I thought this month I would highlight something from one of the greatest male authors of all time, J.R.R. Tolkien. I was introduced to this article by Michael R. Collings, a speculative fiction author with whom I shared a panel at Life, The Universe and Everything at BYU last month.  He talked about how Tolkien was sometimes for writing "just fantasy", hinting that his time might be better spent on loftier pursuits.  Here Tolkien defends what he does and explains why he feels like writing fantasy is a worthwhile pursuit.

So if you are ever faced with that comment, you'll know where to turn.   It is a long article, but I would recommend reading at least the heading titled:

Recovery, Escape, Consolation

-Michael Young


Thursday, March 3, 2011

Manly Movies

After sharing some of our favorite Valentine's Day movies last month, us Man Cavers want you to know what films we prefer.

Here are some manly movies, perfect for any occasion. 

Predator (David's choice)

It's man vs nature, man vs alien, and survival of the fittest.  This movie has rocked since the 80s.

Check out this brief scene that portrays the heart of the movie.  It's not graphic, but visceral.  Every man has felt this way at least once in his life.

The Dark Knight (Michael's choice)

Dark, intense and very well acted (except maybe for the crazy batman voice Christian Bale tries to pull off). Lots of gadgets and cool bat vehicles. This is the way batman was supposed to be, without a "BAM" bubble or "holy exploding shark, Batman" in sight.

Nacho Libre( Frank's choice)

No girl I know wants to sit and watch Jack Black in spandex slappin' corn out of people's hands. My wife put up with it just because she loves me. I actually haven't watched that movie in years, but I stand firm behind it being Anti Valentine.

Serenity (Jason's choice)

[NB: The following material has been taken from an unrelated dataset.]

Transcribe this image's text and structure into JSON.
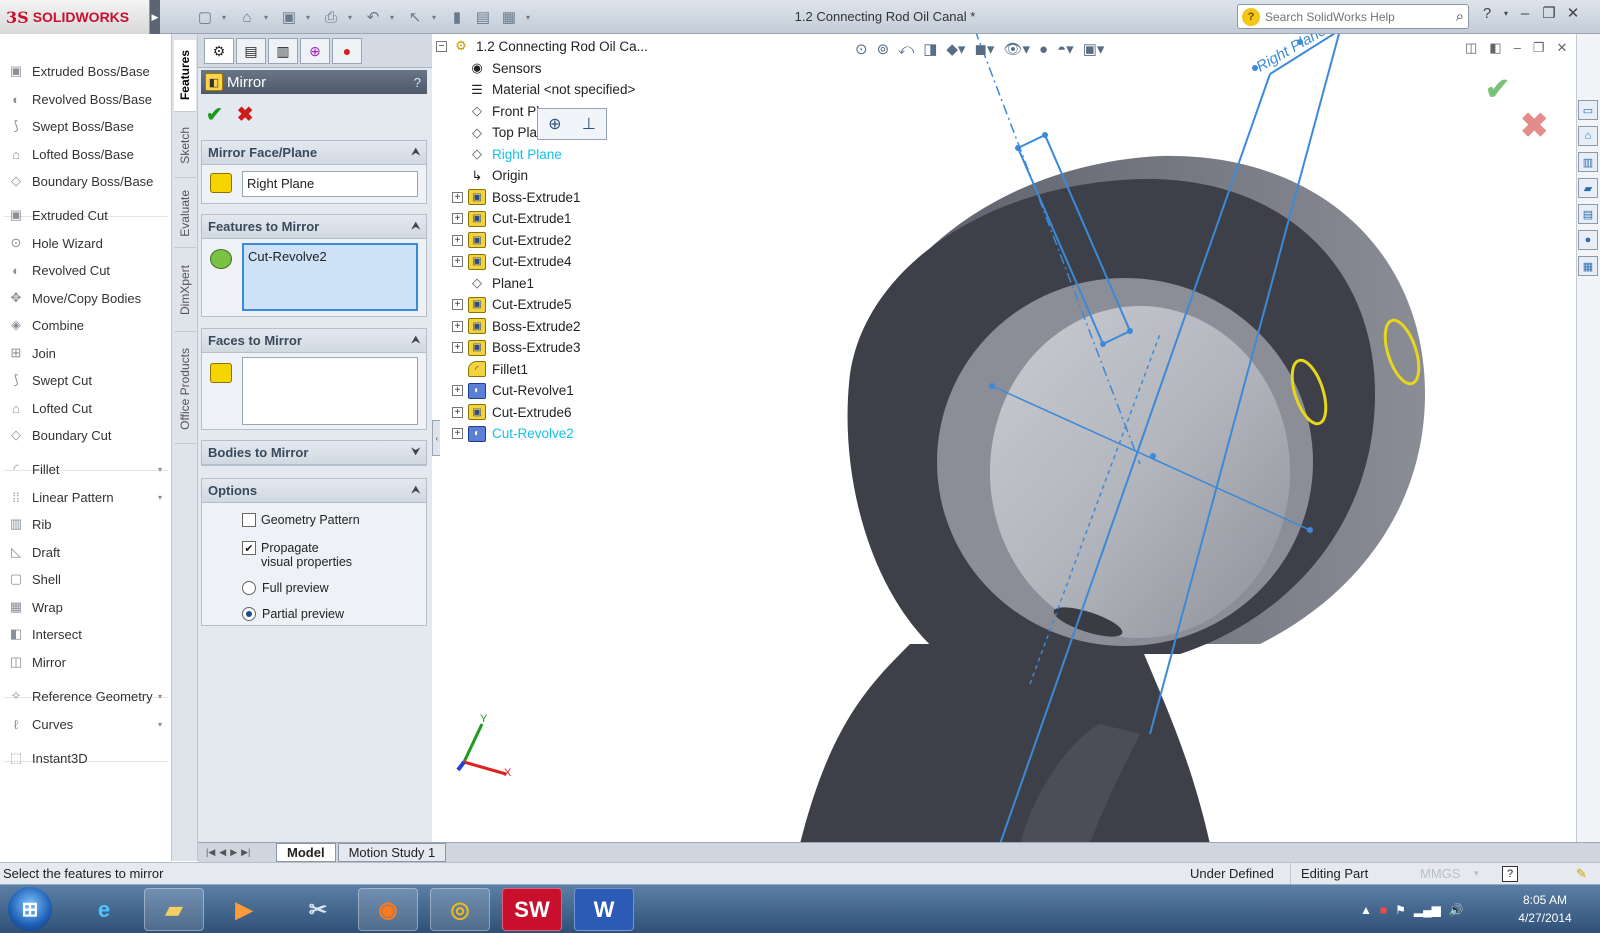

Excellent Sci-Fi Western based on the way-too-short TV series Firefly. It's one of those movies that I can watch over and over. Most certainly guaranteed to put that special someone in your life out of any sort of romantic mood.

Terminator 2(Dan's choice)

One of my all-time favorite movies. Watching it makes me feel like a kid again.  Check out this little-known deleted scene where the Terminator learns about the curious human habit known as smiling.